[Problem requirements] Each entry must be given again exactly as it appears, with images excluded.

[Given data]
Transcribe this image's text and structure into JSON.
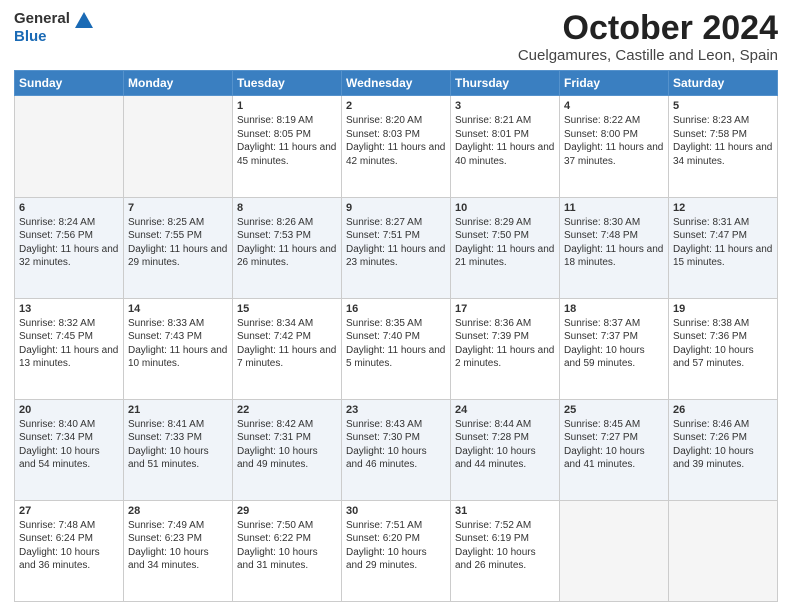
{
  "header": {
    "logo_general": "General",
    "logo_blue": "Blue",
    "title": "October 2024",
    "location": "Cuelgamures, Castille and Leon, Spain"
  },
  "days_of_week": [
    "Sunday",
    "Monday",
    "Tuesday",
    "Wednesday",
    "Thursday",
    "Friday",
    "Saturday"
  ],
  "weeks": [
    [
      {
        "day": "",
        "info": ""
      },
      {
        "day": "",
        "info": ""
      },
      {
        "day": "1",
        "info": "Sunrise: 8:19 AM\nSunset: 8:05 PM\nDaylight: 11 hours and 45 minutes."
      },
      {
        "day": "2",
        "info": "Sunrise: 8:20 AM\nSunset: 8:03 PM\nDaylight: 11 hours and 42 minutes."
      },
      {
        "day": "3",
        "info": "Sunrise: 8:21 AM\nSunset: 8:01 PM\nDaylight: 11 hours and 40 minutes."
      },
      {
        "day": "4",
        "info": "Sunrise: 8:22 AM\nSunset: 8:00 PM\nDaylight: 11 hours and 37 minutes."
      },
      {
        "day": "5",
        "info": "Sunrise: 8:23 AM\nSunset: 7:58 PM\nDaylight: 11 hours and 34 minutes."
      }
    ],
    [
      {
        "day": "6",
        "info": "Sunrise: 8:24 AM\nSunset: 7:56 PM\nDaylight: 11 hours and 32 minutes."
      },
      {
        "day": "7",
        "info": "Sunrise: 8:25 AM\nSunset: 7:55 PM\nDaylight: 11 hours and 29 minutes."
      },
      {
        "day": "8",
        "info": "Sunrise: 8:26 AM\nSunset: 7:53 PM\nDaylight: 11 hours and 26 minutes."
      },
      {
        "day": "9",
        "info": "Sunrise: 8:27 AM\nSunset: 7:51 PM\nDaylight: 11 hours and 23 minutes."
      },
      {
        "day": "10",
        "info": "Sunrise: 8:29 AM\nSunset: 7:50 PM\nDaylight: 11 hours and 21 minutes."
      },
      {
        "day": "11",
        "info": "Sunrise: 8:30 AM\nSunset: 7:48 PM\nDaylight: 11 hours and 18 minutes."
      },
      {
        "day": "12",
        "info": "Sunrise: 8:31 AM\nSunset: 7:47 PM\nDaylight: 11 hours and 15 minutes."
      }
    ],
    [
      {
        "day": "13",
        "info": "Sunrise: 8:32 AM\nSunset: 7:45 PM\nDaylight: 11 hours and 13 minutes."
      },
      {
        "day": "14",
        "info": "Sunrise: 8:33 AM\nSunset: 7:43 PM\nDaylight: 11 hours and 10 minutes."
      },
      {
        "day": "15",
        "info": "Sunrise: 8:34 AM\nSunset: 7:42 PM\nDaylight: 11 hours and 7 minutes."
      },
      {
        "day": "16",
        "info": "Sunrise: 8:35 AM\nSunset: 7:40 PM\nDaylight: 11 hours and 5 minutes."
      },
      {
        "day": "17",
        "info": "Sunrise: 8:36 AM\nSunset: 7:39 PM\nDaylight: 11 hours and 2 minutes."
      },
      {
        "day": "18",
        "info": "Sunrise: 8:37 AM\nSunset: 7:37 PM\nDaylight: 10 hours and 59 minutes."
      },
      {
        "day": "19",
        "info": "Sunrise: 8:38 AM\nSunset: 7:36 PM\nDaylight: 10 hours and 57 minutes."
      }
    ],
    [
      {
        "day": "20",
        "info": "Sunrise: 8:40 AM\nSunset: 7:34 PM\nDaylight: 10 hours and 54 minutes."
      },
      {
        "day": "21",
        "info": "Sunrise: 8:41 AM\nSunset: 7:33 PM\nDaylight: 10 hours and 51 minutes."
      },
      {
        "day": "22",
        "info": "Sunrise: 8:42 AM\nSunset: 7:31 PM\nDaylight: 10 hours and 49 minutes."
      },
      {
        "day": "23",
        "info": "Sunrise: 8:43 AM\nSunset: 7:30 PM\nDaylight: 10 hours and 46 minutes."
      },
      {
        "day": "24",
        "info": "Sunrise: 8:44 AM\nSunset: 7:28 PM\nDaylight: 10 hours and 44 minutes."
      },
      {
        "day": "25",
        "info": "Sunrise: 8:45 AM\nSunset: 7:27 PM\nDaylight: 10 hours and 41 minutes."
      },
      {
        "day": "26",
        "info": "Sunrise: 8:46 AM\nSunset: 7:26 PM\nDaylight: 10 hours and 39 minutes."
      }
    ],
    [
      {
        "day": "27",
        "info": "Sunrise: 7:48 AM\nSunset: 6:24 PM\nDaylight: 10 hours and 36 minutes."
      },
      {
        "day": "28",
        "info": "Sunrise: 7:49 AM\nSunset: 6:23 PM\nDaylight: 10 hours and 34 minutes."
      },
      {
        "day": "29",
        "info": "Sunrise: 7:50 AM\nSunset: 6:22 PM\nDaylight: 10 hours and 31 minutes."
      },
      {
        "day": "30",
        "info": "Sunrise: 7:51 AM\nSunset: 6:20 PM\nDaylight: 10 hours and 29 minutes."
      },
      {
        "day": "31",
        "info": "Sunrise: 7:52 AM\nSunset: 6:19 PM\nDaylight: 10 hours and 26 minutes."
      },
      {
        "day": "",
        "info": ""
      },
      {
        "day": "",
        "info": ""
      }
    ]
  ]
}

[Exercise result]
Transcribe this image's text and structure into JSON.
{
  "header": {
    "logo_general": "General",
    "logo_blue": "Blue",
    "title": "October 2024",
    "location": "Cuelgamures, Castille and Leon, Spain"
  },
  "days_of_week": [
    "Sunday",
    "Monday",
    "Tuesday",
    "Wednesday",
    "Thursday",
    "Friday",
    "Saturday"
  ],
  "weeks": [
    [
      {
        "day": "",
        "info": ""
      },
      {
        "day": "",
        "info": ""
      },
      {
        "day": "1",
        "info": "Sunrise: 8:19 AM\nSunset: 8:05 PM\nDaylight: 11 hours and 45 minutes."
      },
      {
        "day": "2",
        "info": "Sunrise: 8:20 AM\nSunset: 8:03 PM\nDaylight: 11 hours and 42 minutes."
      },
      {
        "day": "3",
        "info": "Sunrise: 8:21 AM\nSunset: 8:01 PM\nDaylight: 11 hours and 40 minutes."
      },
      {
        "day": "4",
        "info": "Sunrise: 8:22 AM\nSunset: 8:00 PM\nDaylight: 11 hours and 37 minutes."
      },
      {
        "day": "5",
        "info": "Sunrise: 8:23 AM\nSunset: 7:58 PM\nDaylight: 11 hours and 34 minutes."
      }
    ],
    [
      {
        "day": "6",
        "info": "Sunrise: 8:24 AM\nSunset: 7:56 PM\nDaylight: 11 hours and 32 minutes."
      },
      {
        "day": "7",
        "info": "Sunrise: 8:25 AM\nSunset: 7:55 PM\nDaylight: 11 hours and 29 minutes."
      },
      {
        "day": "8",
        "info": "Sunrise: 8:26 AM\nSunset: 7:53 PM\nDaylight: 11 hours and 26 minutes."
      },
      {
        "day": "9",
        "info": "Sunrise: 8:27 AM\nSunset: 7:51 PM\nDaylight: 11 hours and 23 minutes."
      },
      {
        "day": "10",
        "info": "Sunrise: 8:29 AM\nSunset: 7:50 PM\nDaylight: 11 hours and 21 minutes."
      },
      {
        "day": "11",
        "info": "Sunrise: 8:30 AM\nSunset: 7:48 PM\nDaylight: 11 hours and 18 minutes."
      },
      {
        "day": "12",
        "info": "Sunrise: 8:31 AM\nSunset: 7:47 PM\nDaylight: 11 hours and 15 minutes."
      }
    ],
    [
      {
        "day": "13",
        "info": "Sunrise: 8:32 AM\nSunset: 7:45 PM\nDaylight: 11 hours and 13 minutes."
      },
      {
        "day": "14",
        "info": "Sunrise: 8:33 AM\nSunset: 7:43 PM\nDaylight: 11 hours and 10 minutes."
      },
      {
        "day": "15",
        "info": "Sunrise: 8:34 AM\nSunset: 7:42 PM\nDaylight: 11 hours and 7 minutes."
      },
      {
        "day": "16",
        "info": "Sunrise: 8:35 AM\nSunset: 7:40 PM\nDaylight: 11 hours and 5 minutes."
      },
      {
        "day": "17",
        "info": "Sunrise: 8:36 AM\nSunset: 7:39 PM\nDaylight: 11 hours and 2 minutes."
      },
      {
        "day": "18",
        "info": "Sunrise: 8:37 AM\nSunset: 7:37 PM\nDaylight: 10 hours and 59 minutes."
      },
      {
        "day": "19",
        "info": "Sunrise: 8:38 AM\nSunset: 7:36 PM\nDaylight: 10 hours and 57 minutes."
      }
    ],
    [
      {
        "day": "20",
        "info": "Sunrise: 8:40 AM\nSunset: 7:34 PM\nDaylight: 10 hours and 54 minutes."
      },
      {
        "day": "21",
        "info": "Sunrise: 8:41 AM\nSunset: 7:33 PM\nDaylight: 10 hours and 51 minutes."
      },
      {
        "day": "22",
        "info": "Sunrise: 8:42 AM\nSunset: 7:31 PM\nDaylight: 10 hours and 49 minutes."
      },
      {
        "day": "23",
        "info": "Sunrise: 8:43 AM\nSunset: 7:30 PM\nDaylight: 10 hours and 46 minutes."
      },
      {
        "day": "24",
        "info": "Sunrise: 8:44 AM\nSunset: 7:28 PM\nDaylight: 10 hours and 44 minutes."
      },
      {
        "day": "25",
        "info": "Sunrise: 8:45 AM\nSunset: 7:27 PM\nDaylight: 10 hours and 41 minutes."
      },
      {
        "day": "26",
        "info": "Sunrise: 8:46 AM\nSunset: 7:26 PM\nDaylight: 10 hours and 39 minutes."
      }
    ],
    [
      {
        "day": "27",
        "info": "Sunrise: 7:48 AM\nSunset: 6:24 PM\nDaylight: 10 hours and 36 minutes."
      },
      {
        "day": "28",
        "info": "Sunrise: 7:49 AM\nSunset: 6:23 PM\nDaylight: 10 hours and 34 minutes."
      },
      {
        "day": "29",
        "info": "Sunrise: 7:50 AM\nSunset: 6:22 PM\nDaylight: 10 hours and 31 minutes."
      },
      {
        "day": "30",
        "info": "Sunrise: 7:51 AM\nSunset: 6:20 PM\nDaylight: 10 hours and 29 minutes."
      },
      {
        "day": "31",
        "info": "Sunrise: 7:52 AM\nSunset: 6:19 PM\nDaylight: 10 hours and 26 minutes."
      },
      {
        "day": "",
        "info": ""
      },
      {
        "day": "",
        "info": ""
      }
    ]
  ]
}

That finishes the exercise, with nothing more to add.